* [EXERCISE AIM]: With the pictures excluded, repeat every entry exactly.

(Data about app and page elements)
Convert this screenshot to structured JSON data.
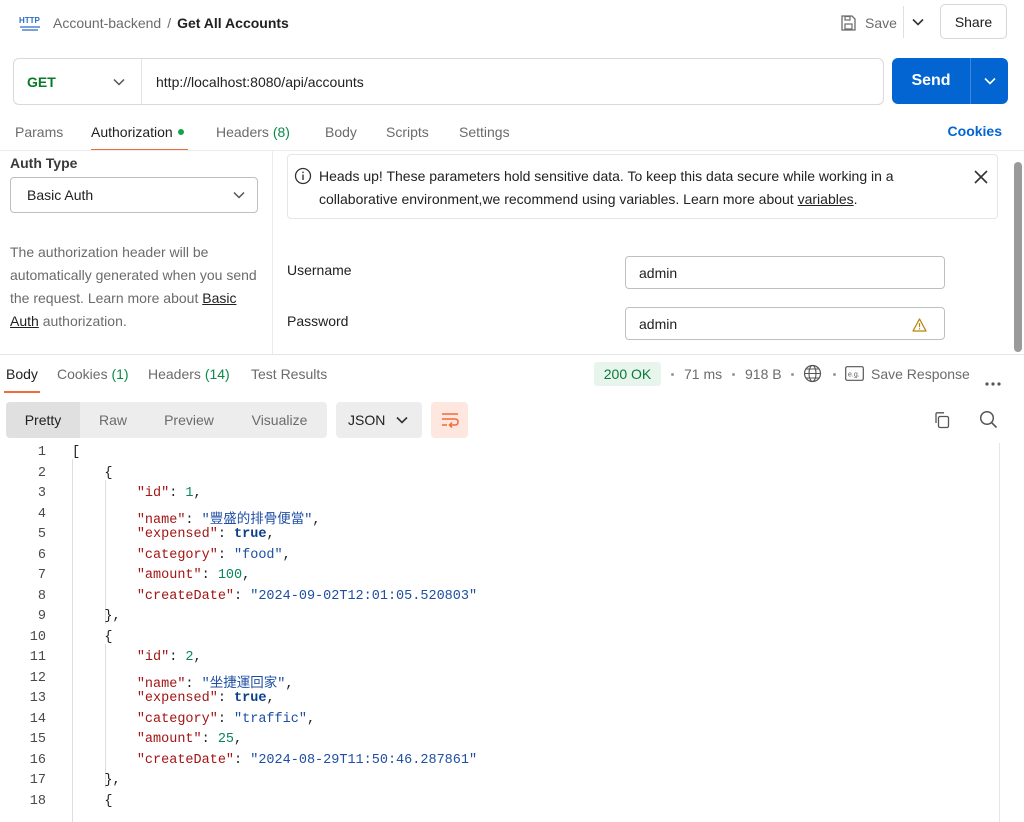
{
  "header": {
    "collection": "Account-backend",
    "separator": "/",
    "request_name": "Get All Accounts",
    "save_label": "Save",
    "share_label": "Share"
  },
  "request": {
    "method": "GET",
    "url": "http://localhost:8080/api/accounts",
    "send_label": "Send"
  },
  "request_tabs": {
    "params": "Params",
    "authorization": "Authorization",
    "headers": "Headers",
    "headers_count": "(8)",
    "body": "Body",
    "scripts": "Scripts",
    "settings": "Settings",
    "cookies": "Cookies"
  },
  "auth": {
    "type_label": "Auth Type",
    "type_value": "Basic Auth",
    "description_prefix": "The authorization header will be automatically generated when you send the request. Learn more about ",
    "description_link": "Basic Auth",
    "description_suffix": " authorization.",
    "notice_text": "Heads up! These parameters hold sensitive data. To keep this data secure while working in a collaborative environment,we recommend using variables. Learn more about ",
    "notice_link": "variables",
    "notice_end": ".",
    "username_label": "Username",
    "username_value": "admin",
    "password_label": "Password",
    "password_value": "admin"
  },
  "response_tabs": {
    "body": "Body",
    "cookies": "Cookies",
    "cookies_count": "(1)",
    "headers": "Headers",
    "headers_count": "(14)",
    "test_results": "Test Results"
  },
  "response_meta": {
    "status": "200 OK",
    "time": "71 ms",
    "size": "918 B",
    "save_response": "Save Response",
    "more": "•••"
  },
  "format": {
    "pretty": "Pretty",
    "raw": "Raw",
    "preview": "Preview",
    "visualize": "Visualize",
    "language": "JSON"
  },
  "code_lines": [
    "1",
    "2",
    "3",
    "4",
    "5",
    "6",
    "7",
    "8",
    "9",
    "10",
    "11",
    "12",
    "13",
    "14",
    "15",
    "16",
    "17",
    "18"
  ],
  "records": [
    {
      "id": "1",
      "name": "\"豐盛的排骨便當\"",
      "expensed": "true",
      "category": "\"food\"",
      "amount": "100",
      "createDate": "\"2024-09-02T12:01:05.520803\""
    },
    {
      "id": "2",
      "name": "\"坐捷運回家\"",
      "expensed": "true",
      "category": "\"traffic\"",
      "amount": "25",
      "createDate": "\"2024-08-29T11:50:46.287861\""
    }
  ],
  "json_keys": {
    "id": "\"id\"",
    "name": "\"name\"",
    "expensed": "\"expensed\"",
    "category": "\"category\"",
    "amount": "\"amount\"",
    "createDate": "\"createDate\""
  },
  "colors": {
    "accent_orange": "#f26b3a",
    "send_blue": "#0265d2",
    "get_green": "#0a7a2a",
    "status_bg": "#e7f5ec"
  }
}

* [SOLUTION FOR THIS PROBLEM]:
Convert this screenshot to structured JSON data.
{
  "header": {
    "collection": "Account-backend",
    "separator": "/",
    "request_name": "Get All Accounts",
    "save_label": "Save",
    "share_label": "Share"
  },
  "request": {
    "method": "GET",
    "url": "http://localhost:8080/api/accounts",
    "send_label": "Send"
  },
  "request_tabs": {
    "params": "Params",
    "authorization": "Authorization",
    "headers": "Headers",
    "headers_count": "(8)",
    "body": "Body",
    "scripts": "Scripts",
    "settings": "Settings",
    "cookies": "Cookies"
  },
  "auth": {
    "type_label": "Auth Type",
    "type_value": "Basic Auth",
    "description_prefix": "The authorization header will be automatically generated when you send the request. Learn more about ",
    "description_link": "Basic Auth",
    "description_suffix": " authorization.",
    "notice_text": "Heads up! These parameters hold sensitive data. To keep this data secure while working in a collaborative environment,we recommend using variables. Learn more about ",
    "notice_link": "variables",
    "notice_end": ".",
    "username_label": "Username",
    "username_value": "admin",
    "password_label": "Password",
    "password_value": "admin"
  },
  "response_tabs": {
    "body": "Body",
    "cookies": "Cookies",
    "cookies_count": "(1)",
    "headers": "Headers",
    "headers_count": "(14)",
    "test_results": "Test Results"
  },
  "response_meta": {
    "status": "200 OK",
    "time": "71 ms",
    "size": "918 B",
    "save_response": "Save Response",
    "more": "•••"
  },
  "format": {
    "pretty": "Pretty",
    "raw": "Raw",
    "preview": "Preview",
    "visualize": "Visualize",
    "language": "JSON"
  },
  "code_lines": [
    "1",
    "2",
    "3",
    "4",
    "5",
    "6",
    "7",
    "8",
    "9",
    "10",
    "11",
    "12",
    "13",
    "14",
    "15",
    "16",
    "17",
    "18"
  ],
  "records": [
    {
      "id": "1",
      "name": "\"豐盛的排骨便當\"",
      "expensed": "true",
      "category": "\"food\"",
      "amount": "100",
      "createDate": "\"2024-09-02T12:01:05.520803\""
    },
    {
      "id": "2",
      "name": "\"坐捷運回家\"",
      "expensed": "true",
      "category": "\"traffic\"",
      "amount": "25",
      "createDate": "\"2024-08-29T11:50:46.287861\""
    }
  ],
  "json_keys": {
    "id": "\"id\"",
    "name": "\"name\"",
    "expensed": "\"expensed\"",
    "category": "\"category\"",
    "amount": "\"amount\"",
    "createDate": "\"createDate\""
  },
  "colors": {
    "accent_orange": "#f26b3a",
    "send_blue": "#0265d2",
    "get_green": "#0a7a2a",
    "status_bg": "#e7f5ec"
  }
}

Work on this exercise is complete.